Geoffrey Bible, chairman and chief executive of Philip Morris, maintained that the new food company will benefit consumers and store owners alike.

"Scale gives you great capability," Bible said in an interview Sunday. "It allows you to be more efficient with retailers and provides a greater capability to bring new products to market. The bigger you are, the better you are at delivering what the customer and the consumer want.''

Philip Morris said it expected the acquisition of Nabisco Holdings to add to its earnings by 2002. The company, which will have 117,000 employees in its food operations once the transaction is completed, said it plans to save more than $400 million in 2002 and about $600 million by 2003, although it declined to say how it would achieve those savings. Despite the scope of a combination that will unite Nabisco with Kraft Foods, analysts said there was little likelihood that the deal would create much of a stir with federal regulators because the food industry remains relatively fragmented.

Still, there is no question that the new company, which will keep the name Kraft Foods, will be big. Added together, Kraft and Nabisco had revenue in 1999 of $34.9 billion and operating profits of $5.5 billion.

In terms of revenue and operating profits, "the combined food company is bigger than H.J. Heinz, Campbell Soup, Quaker Oats, Hershey Foods and Kellogg put together," said John O'Neil, a food industry analyst at Paine Webber.

The deal will bring an astonishing array of well-known brands under one roof. Kraft's products include General Foods and Maxwell House coffees, Post Cereals, Philadelphia Cream Cheese, Jell-O, Kool Aid and Tang.

In addition to Oreo and Ritz Crackers, Nabisco makes a broad array of other snack foods, including Chips Ahoy! Cookies, Planters Nuts and LifeSavers candy.

Because of its size, Wall Street analysts had been predicting that Philip Morris would be the likely winner in what was a tightly controlled auction of Nabisco. Indeed, though the names of many other potential bidders surfaced while Nabisco's food business was on the block, only one other group, a consortium of Danone SA and Cadbury Schweppes PLC, actually submitted an offer.

"It builds a powerful domestic company," said John McMillin, a food industry analyst at Prudential Securities.
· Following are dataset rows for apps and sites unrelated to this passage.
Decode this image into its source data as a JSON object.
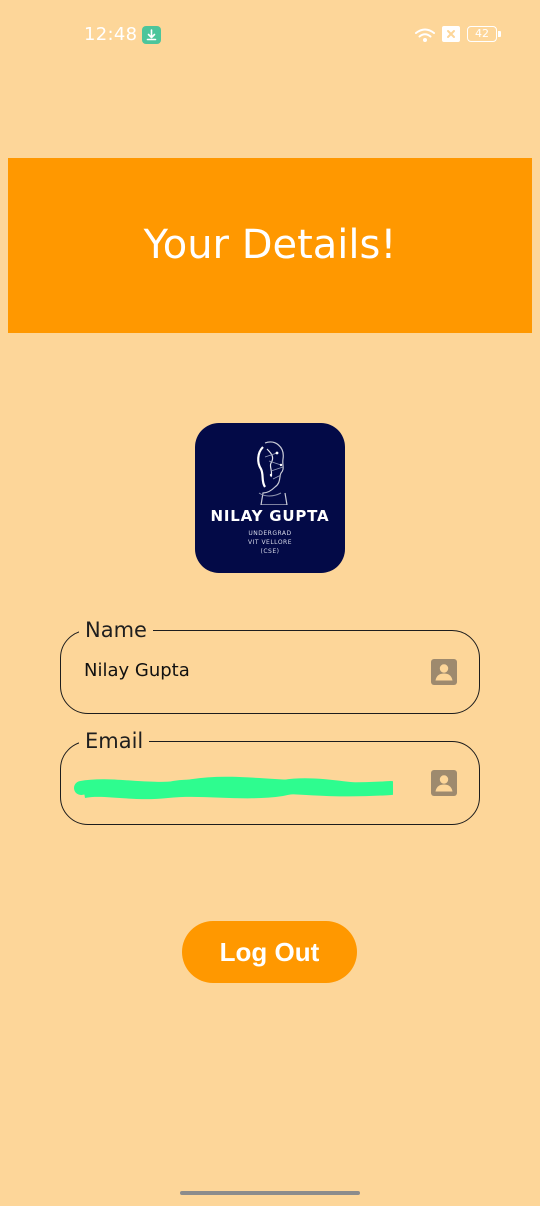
{
  "status_bar": {
    "time": "12:48",
    "battery_level": "42",
    "icons": [
      "download-icon",
      "wifi-icon",
      "sim-icon",
      "battery-icon"
    ]
  },
  "header": {
    "title": "Your Details!"
  },
  "profile": {
    "name": "NILAY GUPTA",
    "subtitle_lines": [
      "UNDERGRAD",
      "VIT VELLORE",
      "(CSE)"
    ]
  },
  "form": {
    "name_field": {
      "label": "Name",
      "value": "Nilay Gupta",
      "icon": "contact-icon"
    },
    "email_field": {
      "label": "Email",
      "value": "",
      "icon": "contact-icon"
    }
  },
  "actions": {
    "logout_label": "Log Out"
  },
  "colors": {
    "background": "#FDD699",
    "accent": "#FF9800",
    "profile_bg": "#030a47",
    "redaction": "#2EFC8F",
    "icon": "#9E8A6E"
  }
}
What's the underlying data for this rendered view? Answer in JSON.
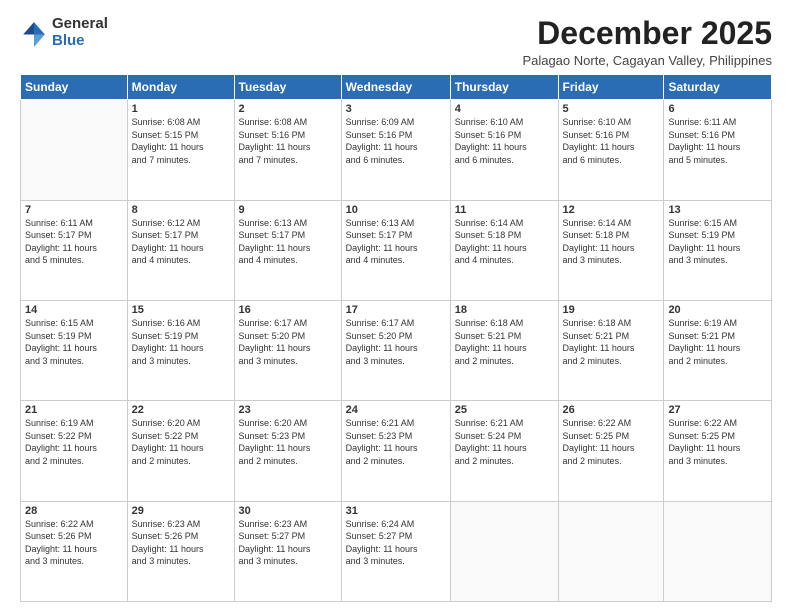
{
  "logo": {
    "general": "General",
    "blue": "Blue"
  },
  "title": "December 2025",
  "subtitle": "Palagao Norte, Cagayan Valley, Philippines",
  "days_header": [
    "Sunday",
    "Monday",
    "Tuesday",
    "Wednesday",
    "Thursday",
    "Friday",
    "Saturday"
  ],
  "weeks": [
    [
      {
        "day": "",
        "info": ""
      },
      {
        "day": "1",
        "info": "Sunrise: 6:08 AM\nSunset: 5:15 PM\nDaylight: 11 hours\nand 7 minutes."
      },
      {
        "day": "2",
        "info": "Sunrise: 6:08 AM\nSunset: 5:16 PM\nDaylight: 11 hours\nand 7 minutes."
      },
      {
        "day": "3",
        "info": "Sunrise: 6:09 AM\nSunset: 5:16 PM\nDaylight: 11 hours\nand 6 minutes."
      },
      {
        "day": "4",
        "info": "Sunrise: 6:10 AM\nSunset: 5:16 PM\nDaylight: 11 hours\nand 6 minutes."
      },
      {
        "day": "5",
        "info": "Sunrise: 6:10 AM\nSunset: 5:16 PM\nDaylight: 11 hours\nand 6 minutes."
      },
      {
        "day": "6",
        "info": "Sunrise: 6:11 AM\nSunset: 5:16 PM\nDaylight: 11 hours\nand 5 minutes."
      }
    ],
    [
      {
        "day": "7",
        "info": "Sunrise: 6:11 AM\nSunset: 5:17 PM\nDaylight: 11 hours\nand 5 minutes."
      },
      {
        "day": "8",
        "info": "Sunrise: 6:12 AM\nSunset: 5:17 PM\nDaylight: 11 hours\nand 4 minutes."
      },
      {
        "day": "9",
        "info": "Sunrise: 6:13 AM\nSunset: 5:17 PM\nDaylight: 11 hours\nand 4 minutes."
      },
      {
        "day": "10",
        "info": "Sunrise: 6:13 AM\nSunset: 5:17 PM\nDaylight: 11 hours\nand 4 minutes."
      },
      {
        "day": "11",
        "info": "Sunrise: 6:14 AM\nSunset: 5:18 PM\nDaylight: 11 hours\nand 4 minutes."
      },
      {
        "day": "12",
        "info": "Sunrise: 6:14 AM\nSunset: 5:18 PM\nDaylight: 11 hours\nand 3 minutes."
      },
      {
        "day": "13",
        "info": "Sunrise: 6:15 AM\nSunset: 5:19 PM\nDaylight: 11 hours\nand 3 minutes."
      }
    ],
    [
      {
        "day": "14",
        "info": "Sunrise: 6:15 AM\nSunset: 5:19 PM\nDaylight: 11 hours\nand 3 minutes."
      },
      {
        "day": "15",
        "info": "Sunrise: 6:16 AM\nSunset: 5:19 PM\nDaylight: 11 hours\nand 3 minutes."
      },
      {
        "day": "16",
        "info": "Sunrise: 6:17 AM\nSunset: 5:20 PM\nDaylight: 11 hours\nand 3 minutes."
      },
      {
        "day": "17",
        "info": "Sunrise: 6:17 AM\nSunset: 5:20 PM\nDaylight: 11 hours\nand 3 minutes."
      },
      {
        "day": "18",
        "info": "Sunrise: 6:18 AM\nSunset: 5:21 PM\nDaylight: 11 hours\nand 2 minutes."
      },
      {
        "day": "19",
        "info": "Sunrise: 6:18 AM\nSunset: 5:21 PM\nDaylight: 11 hours\nand 2 minutes."
      },
      {
        "day": "20",
        "info": "Sunrise: 6:19 AM\nSunset: 5:21 PM\nDaylight: 11 hours\nand 2 minutes."
      }
    ],
    [
      {
        "day": "21",
        "info": "Sunrise: 6:19 AM\nSunset: 5:22 PM\nDaylight: 11 hours\nand 2 minutes."
      },
      {
        "day": "22",
        "info": "Sunrise: 6:20 AM\nSunset: 5:22 PM\nDaylight: 11 hours\nand 2 minutes."
      },
      {
        "day": "23",
        "info": "Sunrise: 6:20 AM\nSunset: 5:23 PM\nDaylight: 11 hours\nand 2 minutes."
      },
      {
        "day": "24",
        "info": "Sunrise: 6:21 AM\nSunset: 5:23 PM\nDaylight: 11 hours\nand 2 minutes."
      },
      {
        "day": "25",
        "info": "Sunrise: 6:21 AM\nSunset: 5:24 PM\nDaylight: 11 hours\nand 2 minutes."
      },
      {
        "day": "26",
        "info": "Sunrise: 6:22 AM\nSunset: 5:25 PM\nDaylight: 11 hours\nand 2 minutes."
      },
      {
        "day": "27",
        "info": "Sunrise: 6:22 AM\nSunset: 5:25 PM\nDaylight: 11 hours\nand 3 minutes."
      }
    ],
    [
      {
        "day": "28",
        "info": "Sunrise: 6:22 AM\nSunset: 5:26 PM\nDaylight: 11 hours\nand 3 minutes."
      },
      {
        "day": "29",
        "info": "Sunrise: 6:23 AM\nSunset: 5:26 PM\nDaylight: 11 hours\nand 3 minutes."
      },
      {
        "day": "30",
        "info": "Sunrise: 6:23 AM\nSunset: 5:27 PM\nDaylight: 11 hours\nand 3 minutes."
      },
      {
        "day": "31",
        "info": "Sunrise: 6:24 AM\nSunset: 5:27 PM\nDaylight: 11 hours\nand 3 minutes."
      },
      {
        "day": "",
        "info": ""
      },
      {
        "day": "",
        "info": ""
      },
      {
        "day": "",
        "info": ""
      }
    ]
  ]
}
"There is not a tremendous product overlap" between the two companies, he said. "Nabisco gives Kraft a better growth profile than they had previously. This is the strategy that makes the most sense."